- by more than 50 km / h – from 662 to 1985 euros (from 5000 to 15,000 HRK)
Some other fines:
- seat belt not fastened – 132,32 euro (1000 HRK)
- use of a mobile phone – 132,32 euros (1000 HRK)
- incorrect parking – from 40 to 93 euros (300 – 700 HRK)
- driving under the influence of alcohol – from 397 to 1985 euros (3000 – 15,000 HRK)
The permissible blood alcohol level is 0.5 per mille – zero tolerance applies to drivers under 24 years of age.
The driver must wear a reflective vest in the event of a breakdown or accident, if he does not do so, the fine is 40 euros (HRK 300).
If you pay the fine immediately or within three days, an equal half will be deducted.

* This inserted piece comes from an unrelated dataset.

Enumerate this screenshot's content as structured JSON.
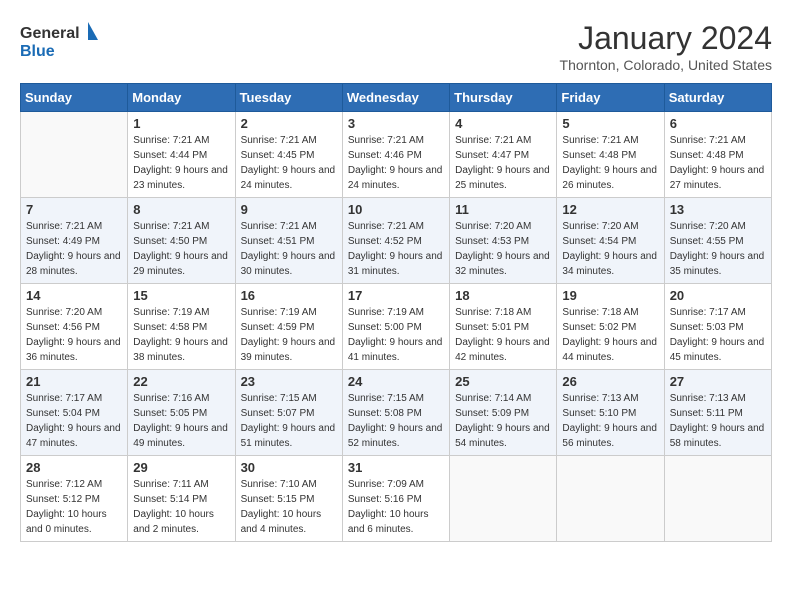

If you pay the fine according to the payment order within eight days, you can pay only two thirds of the fine.
The Embassy of the Slovak Republic in Zagreb recommends filling in the online form on the website entercroatia.mup.hr before traveling to Croatia, which is designed to speed up the equipment of tourists and their crossing of borders. If drivers do not do so in advance, they must take into account the delay at the border crossing when entering Croatia. The form is also available in Slovak language.
“Motorists who go on holiday abroad must, with regard to the new coronavirus, take into account the various restrictions in the countries through which they pass and also in the destinations,” points out Kasala. Therefore, it is good to find out just before the trip what rules currently apply in the given country and holiday destination.
Important telephone numbers in Croatia:
- Unique number for all emergencies: 112
- First aid: 194
- Fire brigade: 193
- Police: 192
- Assistance to motorists on the road: 1987 (if you are calling from abroad or from a mobile phone, call: +385 1 1987)
- State Center for Search and Rescue at Sea: 195